Sms, Communication, And Citizenship In China's Information Society
China has entered a new information age that calls for a reconsideration of some key presuppositions about the relationship between Chinese media, communication, society, and culture. These include stereotypes that dominate representations and understandings of China such as the appealing, though too simple, model of propaganda versus free speech and political repression versus democracy or those anticipating the emergence of a more or less Habermasian "public sphere." Taking the example of mobile phone short messaging services (SMS), this article investigates the transforming relationships between Chinese media, power, political subjectivity, and citizenship. SMS now constitutes an important new set of communication practices in China. It is more widely used than the Internet and by a more diverse section of the population. In early 2005 per person, fifteen times more SMS messages than emails were being sent in China.
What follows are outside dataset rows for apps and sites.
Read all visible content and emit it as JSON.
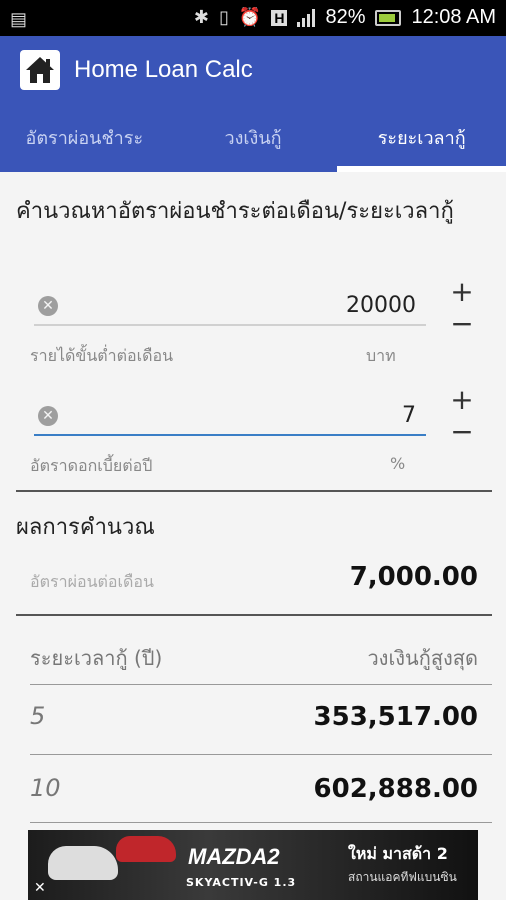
{
  "status": {
    "battery_percent": "82%",
    "time": "12:08 AM"
  },
  "app": {
    "title": "Home Loan Calc",
    "colors": {
      "primary": "#3a55b8",
      "accent": "#3a7ec6"
    }
  },
  "tabs": [
    {
      "label": "อัตราผ่อนชำระ",
      "active": false
    },
    {
      "label": "วงเงินกู้",
      "active": false
    },
    {
      "label": "ระยะเวลากู้",
      "active": true
    }
  ],
  "form": {
    "title": "คำนวณหาอัตราผ่อนชำระต่อเดือน/ระยะเวลากู้",
    "income": {
      "value": "20000",
      "label": "รายได้ขั้นต่ำต่อเดือน",
      "unit": "บาท"
    },
    "interest": {
      "value": "7",
      "label": "อัตราดอกเบี้ยต่อปี",
      "unit": "%"
    },
    "plus": "+",
    "minus": "−"
  },
  "result": {
    "title": "ผลการคำนวณ",
    "monthly_label": "อัตราผ่อนต่อเดือน",
    "monthly_value": "7,000.00",
    "col_period": "ระยะเวลากู้ (ปี)",
    "col_limit": "วงเงินกู้สูงสุด",
    "rows": [
      {
        "years": "5",
        "amount": "353,517.00"
      },
      {
        "years": "10",
        "amount": "602,888.00"
      }
    ]
  },
  "ad": {
    "brand": "MAZDA2",
    "tagline": "SKYACTIV-G 1.3",
    "headline": "ใหม่ มาสด้า 2",
    "sub": "สถานแอคทีฟแบนซิน",
    "close": "✕"
  }
}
Putting forward the idea of "orderly" and "disorderly" media it is suggested that while the Party voices its own rhetorics from the past, many people, particularly in the large metropolitan centres, are driving their own alternative visions of the future and forcing the authorities to engage with entirely new kinds of media practices that pose quite different challenges to those of the past.